The effect of the availability of a large pool of scientific workers has gone beyond IT and related industries. The presence of a large number of professional chemists is attracting many pharmaceutical companies to shift their clinical testing of new drugs to India as well as to collaborate with the existing Indian pharmaceutical companies to undertake joint research and development. And now the effect is being felt in manufacturing as well, as the knowledge content of manufacturing industries increases. The most backward of Indian manufacturing industries, the automobile sector, seems to be leading the way with multinationals choosing India for their outsourcing as well as shifting R&D activities. The Tatas have scored a first by entering into an arrangement with the Land Rover company of the UK to sell its 100% Indian designed and engineered car, Indica, in the European market. The knowledge base, combined with entrepreneurial innovation, is taking India and the world into new areas, such as medical tourism.

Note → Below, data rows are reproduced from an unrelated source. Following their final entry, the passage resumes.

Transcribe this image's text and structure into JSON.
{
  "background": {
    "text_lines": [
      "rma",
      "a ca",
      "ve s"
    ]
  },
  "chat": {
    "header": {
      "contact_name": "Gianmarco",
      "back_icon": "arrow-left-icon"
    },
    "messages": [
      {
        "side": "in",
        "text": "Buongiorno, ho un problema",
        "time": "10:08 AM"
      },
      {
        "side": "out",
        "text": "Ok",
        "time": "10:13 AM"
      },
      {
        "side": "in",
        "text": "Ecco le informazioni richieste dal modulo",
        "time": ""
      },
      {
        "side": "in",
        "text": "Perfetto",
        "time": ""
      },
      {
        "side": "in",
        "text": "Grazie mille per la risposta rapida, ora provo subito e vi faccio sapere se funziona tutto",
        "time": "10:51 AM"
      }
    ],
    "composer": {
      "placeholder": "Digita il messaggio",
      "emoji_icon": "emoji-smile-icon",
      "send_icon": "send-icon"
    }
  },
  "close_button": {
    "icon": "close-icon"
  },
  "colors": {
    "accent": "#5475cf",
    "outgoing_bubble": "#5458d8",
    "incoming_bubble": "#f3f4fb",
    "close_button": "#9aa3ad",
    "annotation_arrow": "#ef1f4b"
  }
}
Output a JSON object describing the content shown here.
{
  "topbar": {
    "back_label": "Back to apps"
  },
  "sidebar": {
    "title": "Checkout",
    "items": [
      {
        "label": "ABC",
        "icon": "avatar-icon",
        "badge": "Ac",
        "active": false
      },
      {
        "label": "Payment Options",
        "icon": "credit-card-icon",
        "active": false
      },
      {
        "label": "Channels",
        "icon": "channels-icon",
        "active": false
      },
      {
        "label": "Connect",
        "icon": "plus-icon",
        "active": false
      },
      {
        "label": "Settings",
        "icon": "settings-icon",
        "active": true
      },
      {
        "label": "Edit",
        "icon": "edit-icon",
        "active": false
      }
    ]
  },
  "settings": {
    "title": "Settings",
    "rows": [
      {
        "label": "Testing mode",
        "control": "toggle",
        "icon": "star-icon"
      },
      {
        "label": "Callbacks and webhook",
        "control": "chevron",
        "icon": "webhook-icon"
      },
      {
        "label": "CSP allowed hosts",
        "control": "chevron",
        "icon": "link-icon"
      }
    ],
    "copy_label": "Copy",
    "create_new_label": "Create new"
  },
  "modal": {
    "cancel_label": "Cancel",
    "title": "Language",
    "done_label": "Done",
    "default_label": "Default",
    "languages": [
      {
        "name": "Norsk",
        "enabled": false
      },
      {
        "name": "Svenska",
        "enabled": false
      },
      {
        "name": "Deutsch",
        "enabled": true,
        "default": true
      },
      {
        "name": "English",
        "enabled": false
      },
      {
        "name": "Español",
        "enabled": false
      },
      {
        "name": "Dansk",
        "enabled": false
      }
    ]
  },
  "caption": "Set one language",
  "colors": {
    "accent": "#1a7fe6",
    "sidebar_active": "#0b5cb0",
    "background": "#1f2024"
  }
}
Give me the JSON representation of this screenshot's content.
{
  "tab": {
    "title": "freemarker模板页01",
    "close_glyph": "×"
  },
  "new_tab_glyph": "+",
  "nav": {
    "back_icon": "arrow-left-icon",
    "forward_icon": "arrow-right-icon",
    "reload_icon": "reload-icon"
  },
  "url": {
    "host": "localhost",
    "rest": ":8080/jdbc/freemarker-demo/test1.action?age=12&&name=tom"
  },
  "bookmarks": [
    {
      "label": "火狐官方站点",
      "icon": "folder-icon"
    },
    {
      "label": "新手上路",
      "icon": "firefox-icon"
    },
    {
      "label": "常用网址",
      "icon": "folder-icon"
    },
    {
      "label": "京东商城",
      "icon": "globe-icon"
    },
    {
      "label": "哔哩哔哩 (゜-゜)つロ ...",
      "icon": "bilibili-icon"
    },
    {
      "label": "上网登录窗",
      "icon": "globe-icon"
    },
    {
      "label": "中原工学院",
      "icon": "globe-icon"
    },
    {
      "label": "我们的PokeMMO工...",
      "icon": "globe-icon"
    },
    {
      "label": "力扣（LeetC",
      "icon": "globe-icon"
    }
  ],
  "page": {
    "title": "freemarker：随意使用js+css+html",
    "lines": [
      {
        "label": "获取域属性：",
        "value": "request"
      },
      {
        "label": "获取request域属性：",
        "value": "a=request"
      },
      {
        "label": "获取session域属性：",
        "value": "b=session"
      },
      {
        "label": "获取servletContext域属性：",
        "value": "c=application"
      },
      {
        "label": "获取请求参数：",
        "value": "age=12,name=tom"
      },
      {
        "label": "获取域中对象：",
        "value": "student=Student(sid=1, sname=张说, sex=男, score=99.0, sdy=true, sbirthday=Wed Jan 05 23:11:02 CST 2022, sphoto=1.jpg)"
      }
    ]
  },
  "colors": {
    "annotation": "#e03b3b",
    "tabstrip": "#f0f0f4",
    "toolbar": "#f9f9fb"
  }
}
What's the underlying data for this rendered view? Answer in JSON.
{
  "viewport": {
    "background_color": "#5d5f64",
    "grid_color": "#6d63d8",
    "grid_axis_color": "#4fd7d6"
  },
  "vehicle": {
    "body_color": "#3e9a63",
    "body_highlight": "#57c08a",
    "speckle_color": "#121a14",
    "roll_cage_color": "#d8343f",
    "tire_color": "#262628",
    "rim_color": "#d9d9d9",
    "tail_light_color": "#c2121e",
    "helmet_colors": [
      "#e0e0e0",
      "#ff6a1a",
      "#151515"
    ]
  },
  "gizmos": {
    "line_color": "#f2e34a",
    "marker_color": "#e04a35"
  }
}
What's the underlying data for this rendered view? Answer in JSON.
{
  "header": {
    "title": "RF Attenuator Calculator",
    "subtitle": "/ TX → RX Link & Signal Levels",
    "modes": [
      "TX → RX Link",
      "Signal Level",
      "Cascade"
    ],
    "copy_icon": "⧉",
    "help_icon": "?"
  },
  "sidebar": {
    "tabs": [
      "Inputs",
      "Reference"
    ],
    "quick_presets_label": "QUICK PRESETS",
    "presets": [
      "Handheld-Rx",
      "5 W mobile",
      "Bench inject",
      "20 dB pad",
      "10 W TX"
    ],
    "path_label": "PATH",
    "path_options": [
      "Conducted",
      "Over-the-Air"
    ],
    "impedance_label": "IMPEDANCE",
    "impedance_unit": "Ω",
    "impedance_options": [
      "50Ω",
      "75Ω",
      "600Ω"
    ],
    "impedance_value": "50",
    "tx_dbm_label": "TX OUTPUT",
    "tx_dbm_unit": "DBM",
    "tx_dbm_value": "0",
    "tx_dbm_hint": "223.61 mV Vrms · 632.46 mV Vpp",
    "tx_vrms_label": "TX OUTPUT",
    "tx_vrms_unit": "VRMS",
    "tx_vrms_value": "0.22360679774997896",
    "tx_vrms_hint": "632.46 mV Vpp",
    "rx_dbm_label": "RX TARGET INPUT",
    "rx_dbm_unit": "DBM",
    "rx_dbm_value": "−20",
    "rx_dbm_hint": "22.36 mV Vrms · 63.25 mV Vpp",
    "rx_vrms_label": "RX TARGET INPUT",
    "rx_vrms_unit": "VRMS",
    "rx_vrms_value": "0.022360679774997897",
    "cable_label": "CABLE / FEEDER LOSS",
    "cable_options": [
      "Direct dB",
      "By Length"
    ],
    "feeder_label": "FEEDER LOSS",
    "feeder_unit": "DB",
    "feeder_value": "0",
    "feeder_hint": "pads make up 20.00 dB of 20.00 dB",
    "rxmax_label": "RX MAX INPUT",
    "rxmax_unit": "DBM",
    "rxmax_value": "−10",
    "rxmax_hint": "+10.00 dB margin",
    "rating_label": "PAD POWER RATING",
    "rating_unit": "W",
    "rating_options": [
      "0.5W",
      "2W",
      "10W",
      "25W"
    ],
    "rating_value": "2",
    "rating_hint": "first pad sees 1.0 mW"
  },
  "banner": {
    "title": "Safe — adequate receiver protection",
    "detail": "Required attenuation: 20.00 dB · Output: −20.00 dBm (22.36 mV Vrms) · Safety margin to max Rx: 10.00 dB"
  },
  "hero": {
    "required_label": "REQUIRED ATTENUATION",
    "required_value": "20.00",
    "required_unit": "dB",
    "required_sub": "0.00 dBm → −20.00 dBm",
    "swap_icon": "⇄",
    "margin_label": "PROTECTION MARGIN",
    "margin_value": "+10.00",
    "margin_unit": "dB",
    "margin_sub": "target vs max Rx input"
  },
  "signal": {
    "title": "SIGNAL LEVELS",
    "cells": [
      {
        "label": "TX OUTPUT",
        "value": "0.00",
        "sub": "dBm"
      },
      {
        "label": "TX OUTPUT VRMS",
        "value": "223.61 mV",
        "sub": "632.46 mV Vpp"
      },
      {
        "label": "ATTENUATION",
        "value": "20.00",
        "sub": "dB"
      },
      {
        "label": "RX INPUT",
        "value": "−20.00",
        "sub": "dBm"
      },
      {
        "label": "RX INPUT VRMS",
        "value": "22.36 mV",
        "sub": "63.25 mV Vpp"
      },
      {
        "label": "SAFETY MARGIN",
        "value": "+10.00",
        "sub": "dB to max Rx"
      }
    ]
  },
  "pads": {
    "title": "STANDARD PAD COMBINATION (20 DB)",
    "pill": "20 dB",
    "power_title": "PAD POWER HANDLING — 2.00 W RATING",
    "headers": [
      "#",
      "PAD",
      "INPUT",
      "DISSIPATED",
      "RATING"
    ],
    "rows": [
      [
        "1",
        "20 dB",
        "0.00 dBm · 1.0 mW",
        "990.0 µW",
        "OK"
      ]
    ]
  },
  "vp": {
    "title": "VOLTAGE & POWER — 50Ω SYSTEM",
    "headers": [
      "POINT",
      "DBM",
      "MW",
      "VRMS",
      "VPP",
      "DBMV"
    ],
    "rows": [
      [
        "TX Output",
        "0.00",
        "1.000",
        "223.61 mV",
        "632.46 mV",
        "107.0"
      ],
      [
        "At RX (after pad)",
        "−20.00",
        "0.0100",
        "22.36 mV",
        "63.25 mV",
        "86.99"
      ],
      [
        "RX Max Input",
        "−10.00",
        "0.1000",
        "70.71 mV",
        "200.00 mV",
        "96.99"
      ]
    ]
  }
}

Finally, it should be noted that programs and policies frequently also have negative unintended consequences. Indeed, India’s grinding poverty, mass illiteracy and corruption can all be traced to the unintended consequences of the socialist model and government controls imposed on India during the first four decades after her independence. These negative aspects have been amply covered in both the national and international media and academic journals and need not be repeated here. Suffice to say that the road to hell in India was definitely paved with good socialist intentions.